Self-sabotage in five easy steps
- We begin taking action to change our working lives.
- The action causes us to experience stress.
- Instead of continuing to implement our plan, we focus on one or more reasons why we should abandon our journey.
- We abandon any action or plan to change our working lives.
- Our self-sabotage is complete when we blame others for our failure.
Nearly all of my clients begin self-sabotaging. Many get as far as Step 3. Some have made it to Step 4. Unfortunately, I’m aware of one former client who is deeply committed to Step 5. But Steps 4 and 5 are avoided when we are triggered out of self-sabotage in Step 3.
Trigger yourself out of self-sabotage
Triggers are created when we experience danger or the pain of failure. Then, those triggers cause us to take action to reduce risk or pain. But how can we develop triggers without first experiencing the danger or pain that we want to avoid?

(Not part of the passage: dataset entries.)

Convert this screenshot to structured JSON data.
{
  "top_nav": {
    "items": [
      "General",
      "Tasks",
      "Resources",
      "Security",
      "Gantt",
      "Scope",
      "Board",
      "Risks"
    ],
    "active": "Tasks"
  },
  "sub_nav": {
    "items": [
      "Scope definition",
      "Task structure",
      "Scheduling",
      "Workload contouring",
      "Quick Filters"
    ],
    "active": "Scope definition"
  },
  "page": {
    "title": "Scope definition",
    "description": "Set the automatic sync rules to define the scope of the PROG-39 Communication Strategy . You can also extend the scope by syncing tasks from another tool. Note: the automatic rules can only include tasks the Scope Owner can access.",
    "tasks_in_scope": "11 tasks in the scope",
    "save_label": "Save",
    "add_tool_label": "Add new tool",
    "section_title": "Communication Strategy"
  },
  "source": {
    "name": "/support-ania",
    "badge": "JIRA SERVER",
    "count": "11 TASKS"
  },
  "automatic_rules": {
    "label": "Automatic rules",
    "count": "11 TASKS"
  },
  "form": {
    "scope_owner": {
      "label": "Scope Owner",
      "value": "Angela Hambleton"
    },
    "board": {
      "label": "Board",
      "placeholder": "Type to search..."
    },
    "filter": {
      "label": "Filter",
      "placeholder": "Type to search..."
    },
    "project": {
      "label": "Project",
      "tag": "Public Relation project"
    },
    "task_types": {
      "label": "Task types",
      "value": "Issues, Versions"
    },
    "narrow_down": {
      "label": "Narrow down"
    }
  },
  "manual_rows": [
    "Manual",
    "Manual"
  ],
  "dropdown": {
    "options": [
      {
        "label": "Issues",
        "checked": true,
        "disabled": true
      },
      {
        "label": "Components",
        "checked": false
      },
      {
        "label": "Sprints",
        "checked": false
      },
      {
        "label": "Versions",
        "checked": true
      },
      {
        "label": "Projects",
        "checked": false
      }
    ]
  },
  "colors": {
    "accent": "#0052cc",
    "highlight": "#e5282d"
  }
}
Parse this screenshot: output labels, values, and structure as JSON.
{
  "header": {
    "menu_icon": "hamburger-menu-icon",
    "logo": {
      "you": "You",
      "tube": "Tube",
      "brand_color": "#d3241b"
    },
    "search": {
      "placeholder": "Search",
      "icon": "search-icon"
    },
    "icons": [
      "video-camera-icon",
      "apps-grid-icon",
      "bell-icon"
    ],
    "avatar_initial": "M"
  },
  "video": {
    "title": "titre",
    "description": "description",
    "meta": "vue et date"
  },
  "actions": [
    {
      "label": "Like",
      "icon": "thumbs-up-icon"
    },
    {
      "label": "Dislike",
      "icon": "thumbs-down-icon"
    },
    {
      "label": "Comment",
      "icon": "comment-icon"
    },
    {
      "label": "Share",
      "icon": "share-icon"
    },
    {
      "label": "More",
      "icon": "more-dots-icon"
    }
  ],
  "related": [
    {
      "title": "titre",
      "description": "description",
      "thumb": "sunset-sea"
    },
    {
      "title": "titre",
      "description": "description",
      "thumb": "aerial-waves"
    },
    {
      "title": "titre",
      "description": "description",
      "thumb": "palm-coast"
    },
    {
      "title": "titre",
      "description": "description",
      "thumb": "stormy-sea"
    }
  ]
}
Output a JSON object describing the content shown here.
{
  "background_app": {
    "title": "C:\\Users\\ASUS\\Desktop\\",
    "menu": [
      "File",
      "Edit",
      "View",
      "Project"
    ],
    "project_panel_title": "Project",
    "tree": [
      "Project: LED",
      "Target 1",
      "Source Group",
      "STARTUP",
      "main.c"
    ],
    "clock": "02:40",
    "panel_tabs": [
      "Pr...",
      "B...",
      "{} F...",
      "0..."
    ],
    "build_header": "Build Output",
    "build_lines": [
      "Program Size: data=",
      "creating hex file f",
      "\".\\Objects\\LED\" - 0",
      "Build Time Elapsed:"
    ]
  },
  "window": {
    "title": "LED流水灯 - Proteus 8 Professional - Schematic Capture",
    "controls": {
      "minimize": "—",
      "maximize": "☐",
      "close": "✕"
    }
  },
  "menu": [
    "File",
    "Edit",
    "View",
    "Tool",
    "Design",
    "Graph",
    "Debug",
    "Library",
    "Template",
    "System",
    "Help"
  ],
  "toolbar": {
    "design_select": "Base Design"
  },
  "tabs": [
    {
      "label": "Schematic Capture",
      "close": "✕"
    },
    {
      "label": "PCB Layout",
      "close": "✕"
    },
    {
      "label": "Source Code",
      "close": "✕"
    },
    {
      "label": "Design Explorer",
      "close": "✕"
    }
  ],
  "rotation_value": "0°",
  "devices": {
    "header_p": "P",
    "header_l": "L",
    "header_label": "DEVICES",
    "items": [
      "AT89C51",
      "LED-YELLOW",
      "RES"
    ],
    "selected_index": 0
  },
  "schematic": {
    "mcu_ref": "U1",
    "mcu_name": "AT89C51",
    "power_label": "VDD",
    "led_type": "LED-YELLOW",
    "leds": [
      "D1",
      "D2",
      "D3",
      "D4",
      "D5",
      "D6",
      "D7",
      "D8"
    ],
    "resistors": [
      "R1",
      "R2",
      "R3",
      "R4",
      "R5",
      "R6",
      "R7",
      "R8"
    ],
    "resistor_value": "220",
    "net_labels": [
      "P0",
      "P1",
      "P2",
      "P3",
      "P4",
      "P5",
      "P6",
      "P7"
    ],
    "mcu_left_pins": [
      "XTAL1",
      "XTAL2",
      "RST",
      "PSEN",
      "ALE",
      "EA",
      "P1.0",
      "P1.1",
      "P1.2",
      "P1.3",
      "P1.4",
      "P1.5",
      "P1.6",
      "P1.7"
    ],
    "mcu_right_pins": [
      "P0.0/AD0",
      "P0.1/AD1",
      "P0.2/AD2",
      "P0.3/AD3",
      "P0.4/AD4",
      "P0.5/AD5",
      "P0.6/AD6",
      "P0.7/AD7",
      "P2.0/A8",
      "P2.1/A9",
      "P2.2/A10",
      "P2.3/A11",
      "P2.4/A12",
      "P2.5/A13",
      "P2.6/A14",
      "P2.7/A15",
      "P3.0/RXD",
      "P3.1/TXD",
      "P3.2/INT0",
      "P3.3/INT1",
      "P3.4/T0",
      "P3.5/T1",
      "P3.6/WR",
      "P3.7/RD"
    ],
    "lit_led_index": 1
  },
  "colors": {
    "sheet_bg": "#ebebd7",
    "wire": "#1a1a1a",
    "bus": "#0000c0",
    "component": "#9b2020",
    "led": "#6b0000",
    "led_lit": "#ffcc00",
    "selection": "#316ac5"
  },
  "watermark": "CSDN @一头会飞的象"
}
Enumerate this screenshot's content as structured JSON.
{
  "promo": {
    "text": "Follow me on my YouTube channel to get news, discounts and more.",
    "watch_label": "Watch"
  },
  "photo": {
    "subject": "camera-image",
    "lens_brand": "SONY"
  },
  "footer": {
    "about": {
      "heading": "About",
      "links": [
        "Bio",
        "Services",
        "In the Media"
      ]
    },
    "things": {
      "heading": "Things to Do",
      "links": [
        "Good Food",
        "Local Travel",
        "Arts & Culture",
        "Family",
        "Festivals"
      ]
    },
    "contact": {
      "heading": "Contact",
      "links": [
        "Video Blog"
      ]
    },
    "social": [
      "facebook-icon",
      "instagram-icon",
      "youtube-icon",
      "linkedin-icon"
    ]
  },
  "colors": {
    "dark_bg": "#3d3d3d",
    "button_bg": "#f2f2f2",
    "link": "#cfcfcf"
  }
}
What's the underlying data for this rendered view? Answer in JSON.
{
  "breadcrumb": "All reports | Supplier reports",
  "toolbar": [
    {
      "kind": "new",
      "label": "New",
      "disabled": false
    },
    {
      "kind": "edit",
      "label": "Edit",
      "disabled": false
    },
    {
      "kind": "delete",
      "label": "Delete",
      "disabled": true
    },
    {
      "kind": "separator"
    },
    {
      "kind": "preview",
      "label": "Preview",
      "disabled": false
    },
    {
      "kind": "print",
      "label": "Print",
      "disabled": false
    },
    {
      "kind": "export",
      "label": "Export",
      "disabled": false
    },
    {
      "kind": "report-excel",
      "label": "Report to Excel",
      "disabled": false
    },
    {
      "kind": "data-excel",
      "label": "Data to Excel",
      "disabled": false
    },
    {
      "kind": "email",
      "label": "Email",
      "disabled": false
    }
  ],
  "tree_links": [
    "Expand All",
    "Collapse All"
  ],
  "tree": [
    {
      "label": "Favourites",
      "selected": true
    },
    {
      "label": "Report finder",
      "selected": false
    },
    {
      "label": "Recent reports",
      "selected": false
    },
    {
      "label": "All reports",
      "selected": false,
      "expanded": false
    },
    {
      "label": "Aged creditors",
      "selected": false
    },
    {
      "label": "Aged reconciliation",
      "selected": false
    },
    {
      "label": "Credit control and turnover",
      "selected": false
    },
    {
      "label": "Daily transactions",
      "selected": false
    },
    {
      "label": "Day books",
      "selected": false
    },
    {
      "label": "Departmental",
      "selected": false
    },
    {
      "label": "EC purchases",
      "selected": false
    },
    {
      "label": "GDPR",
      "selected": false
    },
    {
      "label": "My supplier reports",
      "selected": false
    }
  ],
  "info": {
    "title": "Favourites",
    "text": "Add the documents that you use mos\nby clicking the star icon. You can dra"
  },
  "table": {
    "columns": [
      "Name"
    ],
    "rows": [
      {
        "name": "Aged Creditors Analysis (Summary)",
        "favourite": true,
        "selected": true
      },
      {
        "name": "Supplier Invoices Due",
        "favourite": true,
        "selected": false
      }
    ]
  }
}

The best we can do is to learn from what has happened to other people. We learn how other people self-sabotaged their journey toward a deeply meaningful working life, then use those behaviors to trigger us into awareness of our own self-sabotage. Once we’re aware, then we can do something to stop the self-sabotage and get back on track.
In my upcoming book, I discuss the seven most common ways that we self-sabotage our career change. In this article, I’ve listed the top three self-sabotages and their triggers.
Top 3 self-sabotages and their triggers
1. Imposter syndrome
- Description: A feeling of not having earned the right to pursue your own deeply meaningful working life
- Trigger: You are embarrassed to tell people about the work that is deeply meaningful to you
- Description: Habitual and intentional avoidance of starting or finishing a task while understanding the negative consequences of avoidance
- Trigger: You dread starting or finishing a task that you know will help you create a deeply meaningful working life
- Description: Unable to complete tasks, or continually redoing tasks, in an attempt to achieve a perfect outcome
- Trigger: You feel like your tasks and the tasks you assign to others are never done properly
When you recognize one or more of the triggers and realize you are self-sabotaging, first tell yourself that self-sabotage is a perfectly normal response to meaningful changes in your life. Be thankful that you are beginning to self-sabotage and be super-thankful that you are now aware of it.
Get back on track
Speak your vision
I first ask every client to create a vision of their future. A vision is not a goal to be accomplished. A vision is the work experience we want to have, every day, in the future. A short vision statement, stated in the present tense, is something we need to say out loud whenever we become aware of our self-sabotage.
Here’s an example of a vision statement: “Confidently and competently leading high-performing IT support teams.”
Review your weekly goals and tasks
We achieve our vision by setting goals and accomplishing tasks. But, we might set the wrong goal or we have set a goal that’s no longer relevant. Then, we can do the same with the tasks associated with a goal. Review the goals and tasks you have set for the week and revise them, as necessary.
Get one thing done, now!
Select one task from your list and get all of it or part of it done, now! You can always do something that gets you one step closer to creating a deeply meaningful working life, even if it’s the smallest step you’ll ever take. Doing something will make you feel good because everything you do to accomplish your goals is guided by your vision.
What do you do to get out of self-sabotage? Let me know. Please leave a comment below or message me on social media. You can connect with me on Facebook, LinkedIn and Twitter. Also, please share this article and subscribe to Work Feels Good to read more.